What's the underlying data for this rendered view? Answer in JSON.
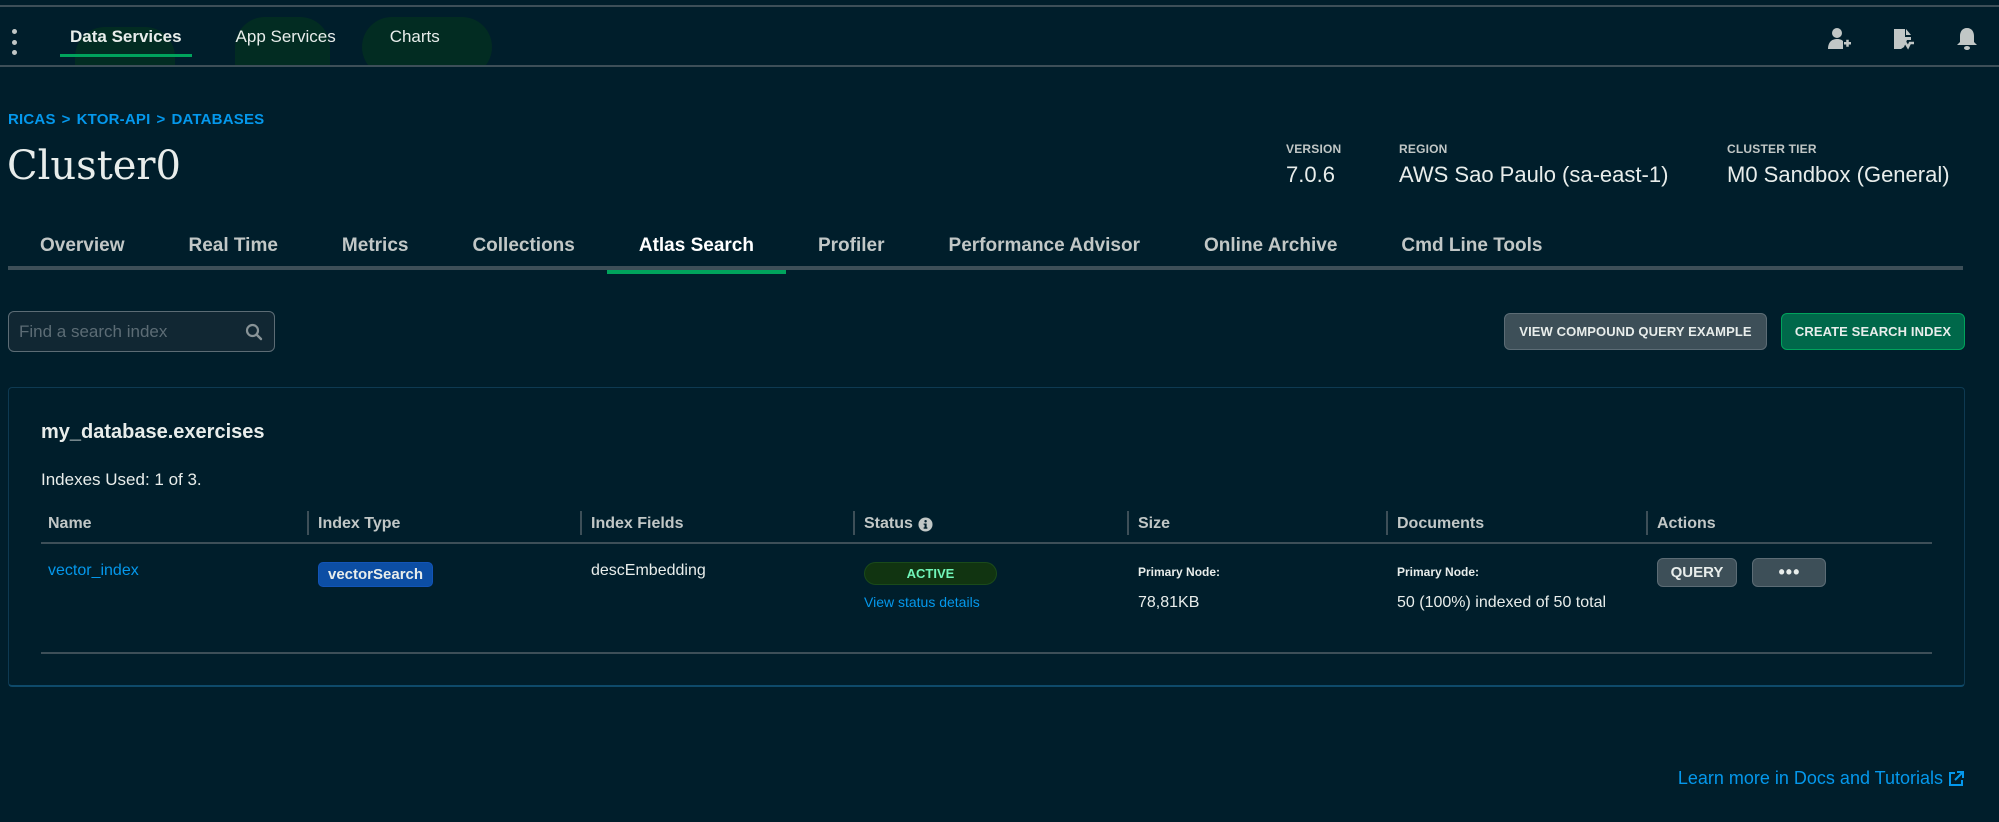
{
  "topnav": {
    "items": [
      {
        "label": "Data Services",
        "active": true
      },
      {
        "label": "App Services",
        "active": false
      },
      {
        "label": "Charts",
        "active": false
      }
    ],
    "icons": [
      "invite-user-icon",
      "activity-feed-icon",
      "notifications-bell-icon"
    ]
  },
  "breadcrumb": [
    "RICAS",
    "KTOR-API",
    "DATABASES"
  ],
  "breadcrumb_separator": ">",
  "page_title": "Cluster0",
  "cluster_meta": {
    "version": {
      "label": "VERSION",
      "value": "7.0.6"
    },
    "region": {
      "label": "REGION",
      "value": "AWS Sao Paulo (sa-east-1)"
    },
    "tier": {
      "label": "CLUSTER TIER",
      "value": "M0 Sandbox (General)"
    }
  },
  "tabs": [
    {
      "label": "Overview",
      "active": false
    },
    {
      "label": "Real Time",
      "active": false
    },
    {
      "label": "Metrics",
      "active": false
    },
    {
      "label": "Collections",
      "active": false
    },
    {
      "label": "Atlas Search",
      "active": true
    },
    {
      "label": "Profiler",
      "active": false
    },
    {
      "label": "Performance Advisor",
      "active": false
    },
    {
      "label": "Online Archive",
      "active": false
    },
    {
      "label": "Cmd Line Tools",
      "active": false
    }
  ],
  "search": {
    "placeholder": "Find a search index",
    "value": ""
  },
  "buttons": {
    "view_compound": "VIEW COMPOUND QUERY EXAMPLE",
    "create_index": "CREATE SEARCH INDEX"
  },
  "collection": {
    "title": "my_database.exercises",
    "indexes_used": "Indexes Used: 1 of 3."
  },
  "table": {
    "columns": [
      "Name",
      "Index Type",
      "Index Fields",
      "Status",
      "Size",
      "Documents",
      "Actions"
    ],
    "rows": [
      {
        "name": "vector_index",
        "index_type": "vectorSearch",
        "index_fields": "descEmbedding",
        "status": "ACTIVE",
        "status_link": "View status details",
        "size_label": "Primary Node:",
        "size_value": "78,81KB",
        "documents_label": "Primary Node:",
        "documents_value": "50 (100%) indexed of 50 total",
        "actions": {
          "query": "QUERY",
          "more": "•••"
        }
      }
    ]
  },
  "footer_link": "Learn more in Docs and Tutorials",
  "colors": {
    "background": "#001e2b",
    "accent_green": "#00a35c",
    "link_blue": "#0498ec",
    "primary_button": "#00684a",
    "secondary_button": "#3d4f58",
    "type_badge": "#0c4ea4",
    "active_badge_text": "#71f6ba"
  }
}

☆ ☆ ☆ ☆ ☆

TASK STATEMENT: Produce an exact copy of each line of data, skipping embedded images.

ANSWER TO THIS TASK:
What's the underlying data for this rendered view? Answer in JSON.
{
  "topnav": {
    "items": [
      {
        "label": "Data Services",
        "active": true
      },
      {
        "label": "App Services",
        "active": false
      },
      {
        "label": "Charts",
        "active": false
      }
    ],
    "icons": [
      "invite-user-icon",
      "activity-feed-icon",
      "notifications-bell-icon"
    ]
  },
  "breadcrumb": [
    "RICAS",
    "KTOR-API",
    "DATABASES"
  ],
  "breadcrumb_separator": ">",
  "page_title": "Cluster0",
  "cluster_meta": {
    "version": {
      "label": "VERSION",
      "value": "7.0.6"
    },
    "region": {
      "label": "REGION",
      "value": "AWS Sao Paulo (sa-east-1)"
    },
    "tier": {
      "label": "CLUSTER TIER",
      "value": "M0 Sandbox (General)"
    }
  },
  "tabs": [
    {
      "label": "Overview",
      "active": false
    },
    {
      "label": "Real Time",
      "active": false
    },
    {
      "label": "Metrics",
      "active": false
    },
    {
      "label": "Collections",
      "active": false
    },
    {
      "label": "Atlas Search",
      "active": true
    },
    {
      "label": "Profiler",
      "active": false
    },
    {
      "label": "Performance Advisor",
      "active": false
    },
    {
      "label": "Online Archive",
      "active": false
    },
    {
      "label": "Cmd Line Tools",
      "active": false
    }
  ],
  "search": {
    "placeholder": "Find a search index",
    "value": ""
  },
  "buttons": {
    "view_compound": "VIEW COMPOUND QUERY EXAMPLE",
    "create_index": "CREATE SEARCH INDEX"
  },
  "collection": {
    "title": "my_database.exercises",
    "indexes_used": "Indexes Used: 1 of 3."
  },
  "table": {
    "columns": [
      "Name",
      "Index Type",
      "Index Fields",
      "Status",
      "Size",
      "Documents",
      "Actions"
    ],
    "rows": [
      {
        "name": "vector_index",
        "index_type": "vectorSearch",
        "index_fields": "descEmbedding",
        "status": "ACTIVE",
        "status_link": "View status details",
        "size_label": "Primary Node:",
        "size_value": "78,81KB",
        "documents_label": "Primary Node:",
        "documents_value": "50 (100%) indexed of 50 total",
        "actions": {
          "query": "QUERY",
          "more": "•••"
        }
      }
    ]
  },
  "footer_link": "Learn more in Docs and Tutorials",
  "colors": {
    "background": "#001e2b",
    "accent_green": "#00a35c",
    "link_blue": "#0498ec",
    "primary_button": "#00684a",
    "secondary_button": "#3d4f58",
    "type_badge": "#0c4ea4",
    "active_badge_text": "#71f6ba"
  }
}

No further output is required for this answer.